“Firms bidding for government contracts asked if they back Brexit”
Guardian, 1 March 2017
We found two examples of firms being asked about their commitment to “the best possible outcome for the United Kingdom following its departure from the European Union” in bidding for government work.
It’s up to you whether you think that means the same thing as asking “if they back Brexit”, as the headline puts it. A government spokesman told us that
“Firms are not being asked if they 'back Brexit'. It's natural for any government department to want to work with firms that are positive about and focused on whatever task it is they are being asked to do.”
The department in question is International Trade, which recently put two digital jobs (worth £50,000 each) out to tender.
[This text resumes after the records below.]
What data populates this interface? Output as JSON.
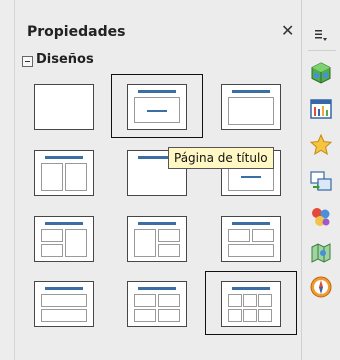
{
  "panel": {
    "title": "Propiedades",
    "close_glyph": "✕",
    "section": {
      "title": "Diseños",
      "collapsed": false
    },
    "tooltip": "Página de título"
  },
  "layouts": [
    {
      "type": "blank",
      "selected": false
    },
    {
      "type": "title-slide",
      "selected": true
    },
    {
      "type": "title-content",
      "selected": false
    },
    {
      "type": "title-2content",
      "selected": false
    },
    {
      "type": "title-only",
      "selected": false
    },
    {
      "type": "centered-text",
      "selected": false
    },
    {
      "type": "title-2content-content",
      "selected": false
    },
    {
      "type": "title-content-2content",
      "selected": false
    },
    {
      "type": "title-2content-over-content",
      "selected": false
    },
    {
      "type": "title-content-over-content",
      "selected": false
    },
    {
      "type": "title-4content",
      "selected": false
    },
    {
      "type": "title-6content",
      "selected": true
    }
  ],
  "sidebar": {
    "menu_icon": "sidebar-menu-icon",
    "buttons": [
      {
        "name": "properties-deck-icon",
        "active": true
      },
      {
        "name": "master-slides-deck-icon",
        "active": false
      },
      {
        "name": "custom-animation-deck-icon",
        "active": false
      },
      {
        "name": "slide-transition-deck-icon",
        "active": false
      },
      {
        "name": "gallery-deck-icon",
        "active": false
      },
      {
        "name": "navigator-deck-icon",
        "active": false
      },
      {
        "name": "styles-deck-icon",
        "active": false
      }
    ]
  }
}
In each case, there are four “cultural fit criteria”, together worth 15% of how a bid for the work will be evaluated. (85% is based on skills and price.)
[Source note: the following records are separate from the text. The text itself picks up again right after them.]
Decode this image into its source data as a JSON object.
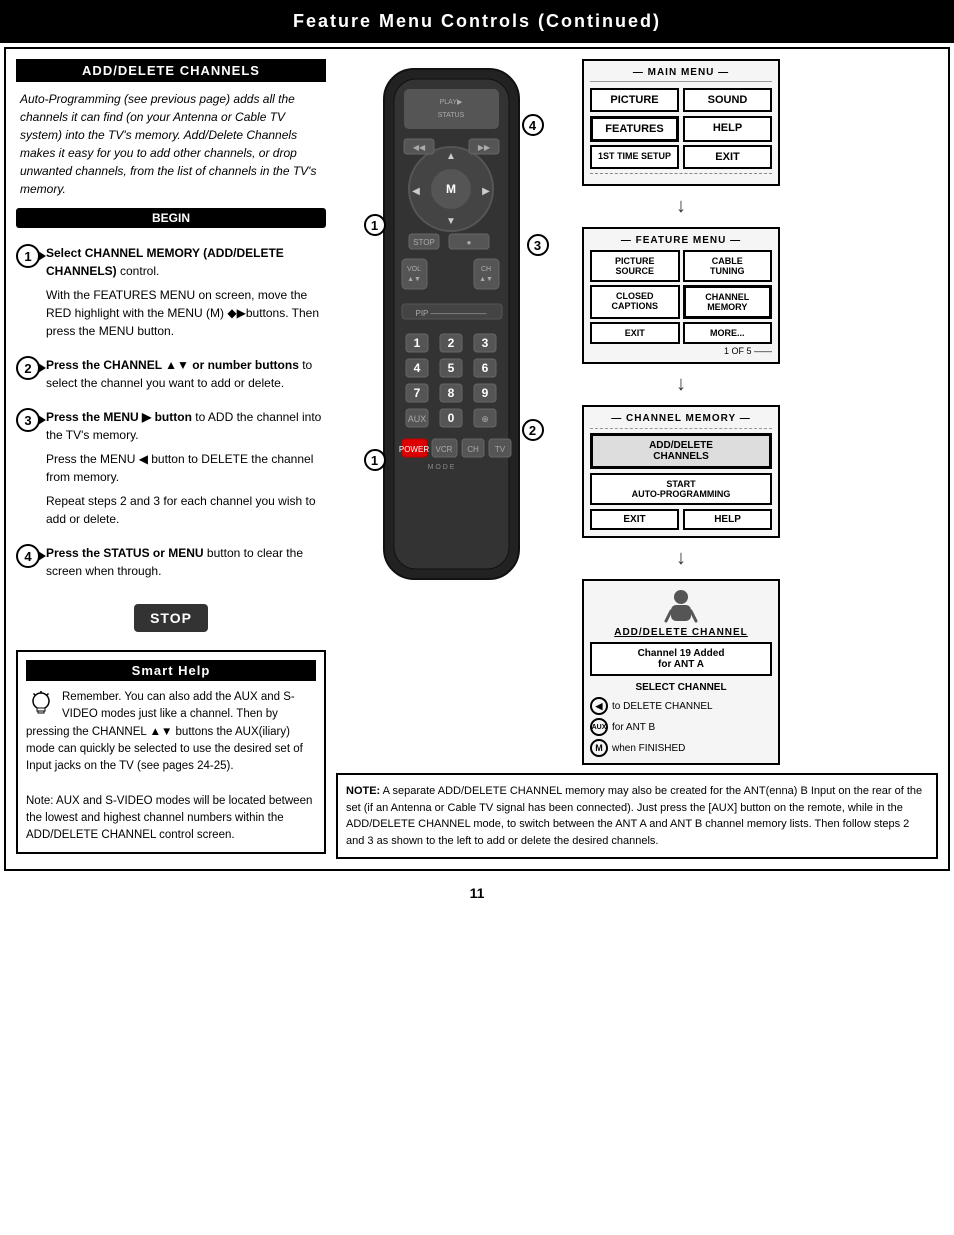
{
  "header": {
    "title": "Feature Menu Controls (Continued)"
  },
  "left_panel": {
    "section_title": "ADD/DELETE CHANNELS",
    "intro_text": "Auto-Programming (see previous page) adds all the channels it can find (on your Antenna or Cable TV system) into the TV's memory. Add/Delete Channels makes it easy for you to add other channels, or drop unwanted channels, from the list of channels in the TV's memory.",
    "begin_label": "BEGIN",
    "steps": [
      {
        "number": "1",
        "bold_text": "Select CHANNEL MEMORY (ADD/DELETE CHANNELS)",
        "text": " control.\n\nWith the FEATURES MENU on screen, move the RED highlight with the MENU (M) ◆▶buttons. Then press the MENU button."
      },
      {
        "number": "2",
        "bold_text": "Press the CHANNEL ▲▼ or number buttons",
        "text": " to select the channel you want to add or delete."
      },
      {
        "number": "3",
        "bold_text": "Press the MENU ▶ button",
        "text": " to ADD the channel into the TV's memory.\n\nPress the MENU ◀ button to DELETE the channel from memory.\n\nRepeat steps 2 and 3 for each channel you wish to add or delete."
      },
      {
        "number": "4",
        "bold_text": "Press the STATUS or MENU",
        "text": " button to clear the screen when through."
      }
    ],
    "stop_label": "STOP",
    "smart_help": {
      "title": "Smart Help",
      "text": "Remember. You can also add the AUX and S-VIDEO modes just like a channel. Then by pressing the CHANNEL ▲▼ buttons the AUX(iliary) mode can quickly be selected to use the desired set of Input jacks on the TV (see pages 24-25).\n\nNote: AUX and S-VIDEO modes will be located between the lowest and highest channel numbers within the ADD/DELETE CHANNEL control screen."
    }
  },
  "menus": {
    "main_menu": {
      "title": "MAIN MENU",
      "buttons": [
        "PICTURE",
        "SOUND",
        "FEATURES",
        "HELP",
        "1ST TIME SETUP",
        "EXIT"
      ]
    },
    "feature_menu": {
      "title": "FEATURE MENU",
      "buttons": [
        "PICTURE SOURCE",
        "CABLE TUNING",
        "CLOSED CAPTIONS",
        "CHANNEL MEMORY",
        "EXIT",
        "MORE..."
      ],
      "of_label": "1 OF 5"
    },
    "channel_memory": {
      "title": "CHANNEL MEMORY",
      "buttons": [
        "ADD/DELETE CHANNELS",
        "START AUTO-PROGRAMMING"
      ],
      "exit": "EXIT",
      "help": "HELP"
    },
    "add_delete": {
      "title": "ADD/DELETE CHANNEL",
      "channel_added": "Channel 19 Added\nfor ANT A",
      "select_channel": "SELECT CHANNEL",
      "options": [
        {
          "icon": "◀",
          "text": "to DELETE CHANNEL"
        },
        {
          "icon": "AUX",
          "text": "for ANT B"
        },
        {
          "icon": "M",
          "text": "when FINISHED"
        }
      ]
    }
  },
  "note": {
    "text": "NOTE: A separate ADD/DELETE CHANNEL memory may also be created for the ANT(enna) B Input on the rear of the set (if an Antenna or Cable TV signal has been connected). Just press the [AUX] button on the remote, while in the ADD/DELETE CHANNEL mode, to switch between the ANT A and ANT B channel memory lists. Then follow steps 2 and 3 as shown to the left to add or delete the desired channels."
  },
  "page_number": "11"
}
So a company’s commitment to the UK’s bright future following Brexit might affect its chances of getting this work by around 4% based on this criterion.
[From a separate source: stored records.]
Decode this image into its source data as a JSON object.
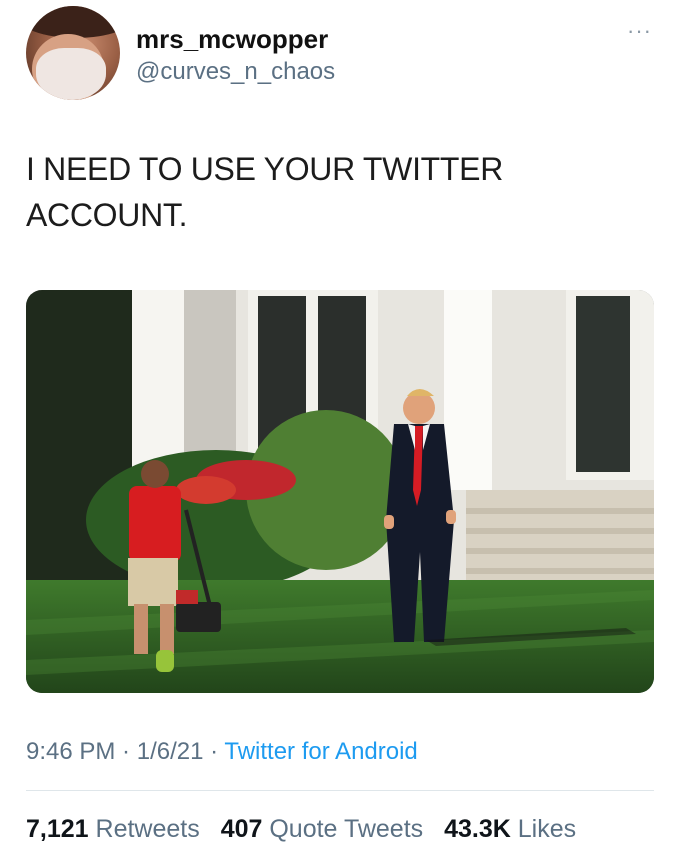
{
  "user": {
    "display_name": "mrs_mcwopper",
    "handle": "@curves_n_chaos"
  },
  "menu": {
    "more_label": "···"
  },
  "tweet": {
    "line1": "I NEED TO USE YOUR TWITTER",
    "line2": "ACCOUNT."
  },
  "meta": {
    "time": "9:46 PM",
    "sep1": " · ",
    "date": "1/6/21",
    "sep2": " · ",
    "source": "Twitter for Android"
  },
  "stats": {
    "retweets_count": "7,121",
    "retweets_label": "Retweets",
    "quotes_count": "407",
    "quotes_label": "Quote Tweets",
    "likes_count": "43.3K",
    "likes_label": "Likes"
  },
  "colors": {
    "link": "#1d9bf0",
    "secondary_text": "#5b7083",
    "primary_text": "#0f1419"
  }
}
All this is included in the Guardian’s story. The headline, though, implies that this practice is widespread. It may not be. We haven’t immediately been able to find any other examples on the government website.
As the fairly new Department for International Trade gets up to speed, there may be more. It’s hard to assess how companies would demonstrate this commitment—we’ve asked the government if it can provide any further detail.